Kids daydream. Thanks to their encouraged imaginations and limited experiences on earth, to them, life’s possibilities are endless. When I was a kid, I dreamt of playing with all my favourite artists. I imagined performing to thousands of people around the world. I envisioned being deep in love with a wife and kids and much more. Most of it came to fruition, but how many of those dreams were perceived as realistic through the lens of an adult? Really, is it likely that a 12-year-old from Australia would tour with B.B. King?
Time showed me the truth behind possibility, but it also revealed life’s limits – mainly with the help of “realists” along the way, and a number of face plants. As a result of fears (a tangent of those face plants), you either become the, “Yeah it won’t work because…..” guy, or the, “We could do this!!” guy. I’ve always been a mix of the two, but bigger challenges along the way turned me into the latter.
After burning out, I spent a year giving my body and mind an overdue rest, which was a process in itself. I worked with amazing practitioners to sort out the causes of biochemical imbalance, along with a psychologist educated in mindfulness practice to help cultivate a healthier relationship with my thoughts and emotions. But I hit a plateau. At times I felt lost and didn’t know what I wanted, it was as if every day was about making it through. I experienced excitable energies when walking the tightrope of emotions, but other than that, things felt a little dull. I didn’t have that same drive and passion that I used to, and this layered with the shame of feeling heavy with a head full of amazing memories and a house full of love only worsened my anxieties.
One morning, I was sitting at a set of lights and fell into a daydream. A good one! I was playing the music that I love on stage in a small packed club. It was raw and authentic and nowhere in particular. Within seconds, self-doubt disguised as an inner “realist”, shut it down. Thanks to training in mindfulness, I was able to see my imagination being blocked in real time, it happened so quickly. Over time, this happened again and again until it hit me – life seemed dull because I wasn’t allowing my natural desires to breathe. Reflecting on them, those limitless daydreams as a kid sparked the fire that drove me to travel to the sun and back in order to turn them into realities. Thanks to fear, I wasn’t even giving them a chance. At times, fear took over so quickly that it would be easy to assume that I didn’t have desires at all. Sounds like a symptom to a familiar “disease”, huh? The process had to change.
Spontaneous brainstorming had been corrupted, so I had to work out a way to separate desire from fear. I scheduled time to “wave a magic wand”, but in order for the fears to rest (the inner-protector to lay his down guns), I also had to schedule time to address its concerns. Here’s an overview on what the sessions entail.
Wave a Magic Wand (In a perfect world)

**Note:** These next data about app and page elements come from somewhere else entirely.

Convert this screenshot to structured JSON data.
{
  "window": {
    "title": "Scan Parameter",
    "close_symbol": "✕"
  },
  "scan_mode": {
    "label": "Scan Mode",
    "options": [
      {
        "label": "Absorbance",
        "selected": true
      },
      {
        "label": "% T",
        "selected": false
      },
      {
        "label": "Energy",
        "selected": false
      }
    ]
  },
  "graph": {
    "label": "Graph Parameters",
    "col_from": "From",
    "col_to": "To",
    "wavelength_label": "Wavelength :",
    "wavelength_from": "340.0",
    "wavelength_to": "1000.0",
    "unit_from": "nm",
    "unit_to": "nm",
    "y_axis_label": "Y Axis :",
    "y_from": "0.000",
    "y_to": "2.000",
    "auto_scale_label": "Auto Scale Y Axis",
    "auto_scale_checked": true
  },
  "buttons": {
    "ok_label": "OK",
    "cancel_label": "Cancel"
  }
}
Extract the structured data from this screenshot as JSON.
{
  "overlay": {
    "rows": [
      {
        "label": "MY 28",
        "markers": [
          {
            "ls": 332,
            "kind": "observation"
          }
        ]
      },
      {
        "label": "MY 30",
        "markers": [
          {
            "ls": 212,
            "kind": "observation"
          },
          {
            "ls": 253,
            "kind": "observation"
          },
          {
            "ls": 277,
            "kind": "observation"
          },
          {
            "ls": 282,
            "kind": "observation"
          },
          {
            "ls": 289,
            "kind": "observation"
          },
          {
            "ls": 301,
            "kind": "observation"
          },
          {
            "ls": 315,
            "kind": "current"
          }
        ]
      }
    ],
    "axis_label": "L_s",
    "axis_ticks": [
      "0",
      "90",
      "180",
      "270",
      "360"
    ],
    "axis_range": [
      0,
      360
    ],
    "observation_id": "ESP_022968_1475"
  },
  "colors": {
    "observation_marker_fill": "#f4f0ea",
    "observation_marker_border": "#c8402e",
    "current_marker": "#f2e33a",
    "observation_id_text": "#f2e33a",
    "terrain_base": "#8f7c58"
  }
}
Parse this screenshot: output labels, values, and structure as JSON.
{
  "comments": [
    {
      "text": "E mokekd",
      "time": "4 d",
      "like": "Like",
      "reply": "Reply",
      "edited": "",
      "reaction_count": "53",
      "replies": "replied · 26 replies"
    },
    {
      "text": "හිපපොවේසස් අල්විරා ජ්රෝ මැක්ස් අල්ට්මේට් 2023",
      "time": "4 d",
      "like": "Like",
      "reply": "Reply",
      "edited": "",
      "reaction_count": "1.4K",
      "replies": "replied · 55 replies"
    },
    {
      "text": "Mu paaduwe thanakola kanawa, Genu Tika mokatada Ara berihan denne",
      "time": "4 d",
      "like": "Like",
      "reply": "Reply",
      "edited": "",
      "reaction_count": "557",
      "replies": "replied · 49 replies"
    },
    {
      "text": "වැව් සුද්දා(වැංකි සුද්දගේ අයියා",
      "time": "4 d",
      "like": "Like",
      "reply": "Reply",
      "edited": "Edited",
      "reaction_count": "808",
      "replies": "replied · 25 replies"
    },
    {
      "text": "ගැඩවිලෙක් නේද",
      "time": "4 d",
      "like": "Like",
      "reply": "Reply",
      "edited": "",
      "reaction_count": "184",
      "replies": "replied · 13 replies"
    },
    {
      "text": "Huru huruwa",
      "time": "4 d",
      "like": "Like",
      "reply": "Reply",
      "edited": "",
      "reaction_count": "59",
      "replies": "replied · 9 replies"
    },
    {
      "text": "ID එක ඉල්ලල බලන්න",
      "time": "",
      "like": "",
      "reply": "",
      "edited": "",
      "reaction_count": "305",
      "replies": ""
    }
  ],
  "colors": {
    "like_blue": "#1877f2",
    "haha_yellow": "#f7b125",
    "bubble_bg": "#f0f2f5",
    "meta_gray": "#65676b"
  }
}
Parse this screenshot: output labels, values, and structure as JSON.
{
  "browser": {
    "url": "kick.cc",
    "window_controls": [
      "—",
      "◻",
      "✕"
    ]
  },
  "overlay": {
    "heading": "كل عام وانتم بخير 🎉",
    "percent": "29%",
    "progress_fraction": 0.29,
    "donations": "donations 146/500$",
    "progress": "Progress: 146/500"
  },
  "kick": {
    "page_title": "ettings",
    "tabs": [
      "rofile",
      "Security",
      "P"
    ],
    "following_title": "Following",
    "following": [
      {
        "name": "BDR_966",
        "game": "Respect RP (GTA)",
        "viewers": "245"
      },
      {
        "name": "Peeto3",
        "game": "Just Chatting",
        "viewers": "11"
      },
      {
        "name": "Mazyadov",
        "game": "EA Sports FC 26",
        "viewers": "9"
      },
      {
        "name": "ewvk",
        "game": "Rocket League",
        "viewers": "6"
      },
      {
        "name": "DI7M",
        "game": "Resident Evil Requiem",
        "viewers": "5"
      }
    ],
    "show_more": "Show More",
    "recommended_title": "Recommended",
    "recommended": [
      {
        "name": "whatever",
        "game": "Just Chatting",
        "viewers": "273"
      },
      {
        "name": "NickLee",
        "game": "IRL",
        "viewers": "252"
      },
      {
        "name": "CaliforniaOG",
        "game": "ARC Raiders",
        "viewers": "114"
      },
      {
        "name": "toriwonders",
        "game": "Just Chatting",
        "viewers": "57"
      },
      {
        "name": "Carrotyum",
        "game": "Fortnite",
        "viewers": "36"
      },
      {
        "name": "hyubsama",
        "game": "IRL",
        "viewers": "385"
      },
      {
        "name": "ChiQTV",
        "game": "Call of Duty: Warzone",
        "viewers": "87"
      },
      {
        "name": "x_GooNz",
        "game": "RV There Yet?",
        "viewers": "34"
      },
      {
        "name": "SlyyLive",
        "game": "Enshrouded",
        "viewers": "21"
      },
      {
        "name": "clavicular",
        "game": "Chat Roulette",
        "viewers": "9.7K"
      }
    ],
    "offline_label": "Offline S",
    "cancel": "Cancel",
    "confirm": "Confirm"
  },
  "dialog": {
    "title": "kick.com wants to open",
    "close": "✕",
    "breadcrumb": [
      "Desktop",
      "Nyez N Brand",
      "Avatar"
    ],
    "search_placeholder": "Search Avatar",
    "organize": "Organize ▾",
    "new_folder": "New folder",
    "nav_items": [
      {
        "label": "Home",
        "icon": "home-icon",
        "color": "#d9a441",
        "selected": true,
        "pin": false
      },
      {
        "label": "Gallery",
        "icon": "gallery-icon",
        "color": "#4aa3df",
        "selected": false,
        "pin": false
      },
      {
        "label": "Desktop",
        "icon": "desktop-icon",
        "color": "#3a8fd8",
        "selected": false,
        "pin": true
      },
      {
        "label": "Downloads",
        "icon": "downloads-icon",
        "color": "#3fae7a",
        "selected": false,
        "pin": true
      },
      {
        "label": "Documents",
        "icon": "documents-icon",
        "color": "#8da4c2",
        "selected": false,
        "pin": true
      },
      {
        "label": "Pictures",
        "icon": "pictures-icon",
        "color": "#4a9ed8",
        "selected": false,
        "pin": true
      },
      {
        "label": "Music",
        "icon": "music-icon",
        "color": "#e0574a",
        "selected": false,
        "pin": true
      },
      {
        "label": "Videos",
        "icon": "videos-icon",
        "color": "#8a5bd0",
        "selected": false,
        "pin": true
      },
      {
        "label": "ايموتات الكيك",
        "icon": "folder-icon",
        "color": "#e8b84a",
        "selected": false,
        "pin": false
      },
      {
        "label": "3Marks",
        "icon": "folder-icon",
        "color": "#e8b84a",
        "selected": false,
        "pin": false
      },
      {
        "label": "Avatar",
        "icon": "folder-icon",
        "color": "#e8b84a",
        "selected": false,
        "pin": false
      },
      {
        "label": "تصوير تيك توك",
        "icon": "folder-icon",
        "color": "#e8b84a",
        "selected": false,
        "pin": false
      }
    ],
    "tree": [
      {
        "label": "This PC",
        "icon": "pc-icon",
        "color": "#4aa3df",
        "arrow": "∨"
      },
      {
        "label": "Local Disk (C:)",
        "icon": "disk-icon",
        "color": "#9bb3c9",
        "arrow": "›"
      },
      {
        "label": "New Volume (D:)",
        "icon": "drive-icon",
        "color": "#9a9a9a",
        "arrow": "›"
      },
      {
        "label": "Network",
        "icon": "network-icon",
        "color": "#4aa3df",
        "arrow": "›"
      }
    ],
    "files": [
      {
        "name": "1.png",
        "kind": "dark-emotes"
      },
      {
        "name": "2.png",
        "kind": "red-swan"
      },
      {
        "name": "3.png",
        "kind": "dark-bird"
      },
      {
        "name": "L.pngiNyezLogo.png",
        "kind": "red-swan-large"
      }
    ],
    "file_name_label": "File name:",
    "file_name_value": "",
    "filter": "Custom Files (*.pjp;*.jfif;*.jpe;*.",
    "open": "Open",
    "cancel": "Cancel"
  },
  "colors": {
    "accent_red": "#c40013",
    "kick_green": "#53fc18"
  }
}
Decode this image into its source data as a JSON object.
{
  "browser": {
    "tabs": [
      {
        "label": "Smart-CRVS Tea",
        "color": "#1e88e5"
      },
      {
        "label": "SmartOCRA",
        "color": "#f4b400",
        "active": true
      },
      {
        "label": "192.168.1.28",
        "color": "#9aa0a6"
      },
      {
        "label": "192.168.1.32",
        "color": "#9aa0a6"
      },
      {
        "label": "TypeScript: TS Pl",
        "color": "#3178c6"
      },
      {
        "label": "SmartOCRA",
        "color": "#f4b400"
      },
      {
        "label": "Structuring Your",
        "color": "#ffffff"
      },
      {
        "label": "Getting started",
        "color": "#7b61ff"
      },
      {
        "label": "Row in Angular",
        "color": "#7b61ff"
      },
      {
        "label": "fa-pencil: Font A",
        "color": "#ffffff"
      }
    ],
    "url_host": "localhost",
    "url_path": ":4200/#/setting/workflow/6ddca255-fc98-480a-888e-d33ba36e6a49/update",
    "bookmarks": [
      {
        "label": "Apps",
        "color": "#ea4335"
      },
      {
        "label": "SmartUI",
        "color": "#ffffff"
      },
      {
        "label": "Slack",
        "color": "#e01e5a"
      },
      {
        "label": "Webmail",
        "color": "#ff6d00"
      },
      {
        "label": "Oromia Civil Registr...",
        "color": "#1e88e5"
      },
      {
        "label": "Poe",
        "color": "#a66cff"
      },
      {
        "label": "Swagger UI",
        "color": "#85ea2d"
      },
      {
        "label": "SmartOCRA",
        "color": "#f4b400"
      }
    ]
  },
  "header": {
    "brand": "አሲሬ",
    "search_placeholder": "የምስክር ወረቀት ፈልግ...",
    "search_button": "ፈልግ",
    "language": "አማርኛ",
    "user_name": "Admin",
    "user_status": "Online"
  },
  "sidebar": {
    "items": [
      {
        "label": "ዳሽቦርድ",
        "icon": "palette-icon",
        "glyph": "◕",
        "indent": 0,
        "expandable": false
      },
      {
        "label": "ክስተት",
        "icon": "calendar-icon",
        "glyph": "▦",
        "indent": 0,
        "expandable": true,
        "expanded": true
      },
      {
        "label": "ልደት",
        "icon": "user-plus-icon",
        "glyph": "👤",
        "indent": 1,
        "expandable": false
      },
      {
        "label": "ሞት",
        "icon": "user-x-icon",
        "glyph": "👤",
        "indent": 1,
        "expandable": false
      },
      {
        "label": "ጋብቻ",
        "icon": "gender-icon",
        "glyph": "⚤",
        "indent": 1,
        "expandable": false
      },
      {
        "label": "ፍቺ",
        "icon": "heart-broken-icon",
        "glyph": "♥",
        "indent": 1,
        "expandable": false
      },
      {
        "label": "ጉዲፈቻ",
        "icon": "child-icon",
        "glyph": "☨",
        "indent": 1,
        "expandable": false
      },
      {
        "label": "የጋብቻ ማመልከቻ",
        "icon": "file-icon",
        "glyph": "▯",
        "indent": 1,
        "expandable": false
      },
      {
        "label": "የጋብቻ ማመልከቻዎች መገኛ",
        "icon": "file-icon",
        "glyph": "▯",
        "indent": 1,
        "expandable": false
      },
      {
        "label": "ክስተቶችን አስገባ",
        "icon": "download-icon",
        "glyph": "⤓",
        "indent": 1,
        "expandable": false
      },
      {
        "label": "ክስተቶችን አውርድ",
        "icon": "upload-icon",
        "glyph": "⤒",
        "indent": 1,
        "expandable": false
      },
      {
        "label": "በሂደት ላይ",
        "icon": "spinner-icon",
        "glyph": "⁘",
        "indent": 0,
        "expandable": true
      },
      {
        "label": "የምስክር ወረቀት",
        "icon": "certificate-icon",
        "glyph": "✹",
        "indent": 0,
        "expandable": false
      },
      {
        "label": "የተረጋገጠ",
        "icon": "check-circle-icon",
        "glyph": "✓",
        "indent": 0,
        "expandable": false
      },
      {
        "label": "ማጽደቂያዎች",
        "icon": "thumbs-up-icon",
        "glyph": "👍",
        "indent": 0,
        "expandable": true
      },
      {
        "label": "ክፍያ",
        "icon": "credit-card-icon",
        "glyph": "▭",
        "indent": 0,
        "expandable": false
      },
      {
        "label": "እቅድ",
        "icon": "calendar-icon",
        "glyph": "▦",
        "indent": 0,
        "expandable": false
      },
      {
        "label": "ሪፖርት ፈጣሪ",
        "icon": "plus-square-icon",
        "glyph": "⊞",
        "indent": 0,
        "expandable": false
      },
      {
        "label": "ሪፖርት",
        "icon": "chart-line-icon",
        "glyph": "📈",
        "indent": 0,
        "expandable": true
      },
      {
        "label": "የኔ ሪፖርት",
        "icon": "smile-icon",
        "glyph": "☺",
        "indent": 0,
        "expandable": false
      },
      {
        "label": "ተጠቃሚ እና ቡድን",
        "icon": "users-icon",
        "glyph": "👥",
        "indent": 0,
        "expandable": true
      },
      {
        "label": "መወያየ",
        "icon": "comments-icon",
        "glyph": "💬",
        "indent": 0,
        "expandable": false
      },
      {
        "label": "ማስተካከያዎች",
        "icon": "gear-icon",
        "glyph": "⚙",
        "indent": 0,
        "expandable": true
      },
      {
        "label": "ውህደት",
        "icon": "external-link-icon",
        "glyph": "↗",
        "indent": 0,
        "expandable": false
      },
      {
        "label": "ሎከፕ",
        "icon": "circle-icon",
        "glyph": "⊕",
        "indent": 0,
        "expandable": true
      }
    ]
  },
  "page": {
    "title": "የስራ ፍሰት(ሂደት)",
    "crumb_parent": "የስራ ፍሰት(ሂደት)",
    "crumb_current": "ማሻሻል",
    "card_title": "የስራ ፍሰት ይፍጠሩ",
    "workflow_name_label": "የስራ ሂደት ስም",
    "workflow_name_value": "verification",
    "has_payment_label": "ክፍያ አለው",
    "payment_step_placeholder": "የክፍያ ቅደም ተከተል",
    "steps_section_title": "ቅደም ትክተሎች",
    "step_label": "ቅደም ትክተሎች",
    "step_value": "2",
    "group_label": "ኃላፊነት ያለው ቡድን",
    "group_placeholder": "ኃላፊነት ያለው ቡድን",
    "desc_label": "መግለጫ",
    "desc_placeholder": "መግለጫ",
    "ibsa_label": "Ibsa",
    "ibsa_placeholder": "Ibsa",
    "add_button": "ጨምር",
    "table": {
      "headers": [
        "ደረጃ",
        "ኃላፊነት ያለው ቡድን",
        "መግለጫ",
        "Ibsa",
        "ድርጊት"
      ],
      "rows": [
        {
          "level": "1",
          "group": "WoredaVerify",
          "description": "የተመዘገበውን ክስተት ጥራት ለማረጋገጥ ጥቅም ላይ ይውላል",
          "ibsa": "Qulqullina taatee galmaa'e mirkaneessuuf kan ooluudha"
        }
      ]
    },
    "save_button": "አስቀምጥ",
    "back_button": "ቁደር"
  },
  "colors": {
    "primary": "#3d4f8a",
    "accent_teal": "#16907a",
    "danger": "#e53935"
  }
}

Capturing raw desire. To wave a magic wand means to create beyond the limitations of reality. Naturally, the mind will say, “That won’t work because blah blah”, which is why I schedule a separate realism session. It gives me the opportunity to acknowledge and push the resistance aside as it arises so I can get a vivid picture of what I want in my head. Internal dialogue in response to the Monkey Mind may be something like, “Yeah yeah, I’ll get to you later.” Or “I totally get it, we’ll problem solve a little later” or “Fuck off and get over it”. Just like general meditation, the idea is to keep coming back to the intention of the session. Desire.
When brainstorming, it helps to start with, “In a perfect world, I see myself…” Or “If I were to wave a magic wand…” be as specific as possible. The amount of sessions will depend on the subject and the level of resistance. When themes appear, really bask in the possibilities, no matter how unrealistic they seem until things become clear. Write down the vision – that’s the anchor.
Now it’s time for a realism session.
The tendencies that surface during these sessions go unnoticed in the background of daily life. The goal is to recognise them, see them for what they are and know what to do as they pop up in the future. Personally, I like to draw on Dr Martin L Rossman’s system and separate the realistic from the unrealistic and the “within my control” from the “outside of my control”. It’ll also be a time for general problem solving and strategising. If I’m true to myself, I’ll also be armed with responses to the inner sceptic or over protective “mother”.
It all sounds a little drawn-out and unnecessary, and for some, goals it is. But for me, this process showed me that passion and desire never disappears, that the only thing stopping me from feeling the heat of the flames are the layers of protective-ware built up from the times I’ve been burnt. Before I surrendered the hollowness I felt in daily life to a label, I wanted to see if my habits were suffocating love – and it turns out they were. After a good year of separating love from fear, I’m feeling that spark again. But it’s different from before. This time, it’s brightness is independent of its surroundings. As long as I stay brave and focused, it’ll waver and flicker, but never go out.